Rachel Coen, an analyst with New York-based media watchdog Fairness and Accuracy in Reporting, says a pro-U.S. bias has gripped the American mainstream media.
"There's a kind of misguided patriotism making itself felt," says Coen. "Obviously, we want journalists to contextualize their stories, but this really comes much closer to attempting to justify the suffering they're reporting on. It's especially troubling for a news outlet (like CNN) that Americans and others rely on so heavily."
Todd Gitlin, a writer and professor of journalism at New York University, says CNN, which is losing its dominance in the ratings war with Fox, is probably still stinging from the flak it caught from the American right during the Gulf War. Back then, Peter Arnett, the only American reporter left in Iraq, was also beaming back pictures of civilians killed in the U.S. bombing.
Gitlin says, "Images can loom large, especially when they're endlessly rebroadcast and seem to overwhelm the commentary around them." CNN, he says, doesn't want to show pictures that are too critical of the U.S. military effort to audiences in countries that are part of the coalition in the "war on terrorism."
"The battle is on for hearts and minds. Being a global network, CNN, I think, feels a little queasy about undermining the war effort."

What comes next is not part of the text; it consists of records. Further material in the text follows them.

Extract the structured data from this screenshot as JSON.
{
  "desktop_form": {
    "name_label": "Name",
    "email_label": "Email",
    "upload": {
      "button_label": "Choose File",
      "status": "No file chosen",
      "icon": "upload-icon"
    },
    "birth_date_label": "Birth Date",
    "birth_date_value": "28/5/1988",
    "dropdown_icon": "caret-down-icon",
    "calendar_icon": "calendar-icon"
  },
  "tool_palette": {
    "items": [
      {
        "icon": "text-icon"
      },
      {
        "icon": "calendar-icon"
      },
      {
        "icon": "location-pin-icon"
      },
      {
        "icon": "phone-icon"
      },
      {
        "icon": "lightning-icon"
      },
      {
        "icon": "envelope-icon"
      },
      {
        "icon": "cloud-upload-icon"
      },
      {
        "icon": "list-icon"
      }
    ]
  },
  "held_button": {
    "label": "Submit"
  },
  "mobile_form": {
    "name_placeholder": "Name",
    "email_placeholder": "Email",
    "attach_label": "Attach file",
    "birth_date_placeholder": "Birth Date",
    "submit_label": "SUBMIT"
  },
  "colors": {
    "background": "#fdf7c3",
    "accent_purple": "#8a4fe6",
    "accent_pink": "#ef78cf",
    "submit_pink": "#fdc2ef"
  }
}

It's a suggestion that CNN International spokesperson Nigel Pritchard denies point blank. He says there's no effort on CNN's part to soften the impact of pictures of dead civilians because of how they will play abroad.
"Anybody who says that hasn't been watching," Pritchard says, even while acknowledging that the heads of the network's international outlets all saw Isaacson's memo. "There is not a media organization in the world that has not sat down with its executives and reporters and issued a directive on how it's going to cover it. That's all we did. Somebody leaked it, and because we're CNN someone picked it up and decided to make a story out of it."
Closer to home, the CBC's executive director of news, Tony Burman, recently sent his own memo to senior staff outlining how to handle videotaped messages from bin Laden.
The memo directs CBC staff not to broadcast any part of statements from bin Laden or al Qaeda in the original Arabic, or air comments that may constitute expressions of hate.
CBC spokesperson Ruth Ellen Soles says there's been no similar directive about how the CBC should handle pictures of civilians killed or injured in the bombing.
"Mr. Burman trusts his staff to do what's right."
Across town at CTV, senior vice-president of news Kirk LaPointe says the network has a more open policy.
"What we're trying to develop is a complete understanding of who the Taliban are and who al Qaeda are, and you don't do that by pre-judging the value of presenting their messages live. Nobody wants to run a screed of hatred, but you try to do it equitably so that people come away with more than a caricaturish understanding."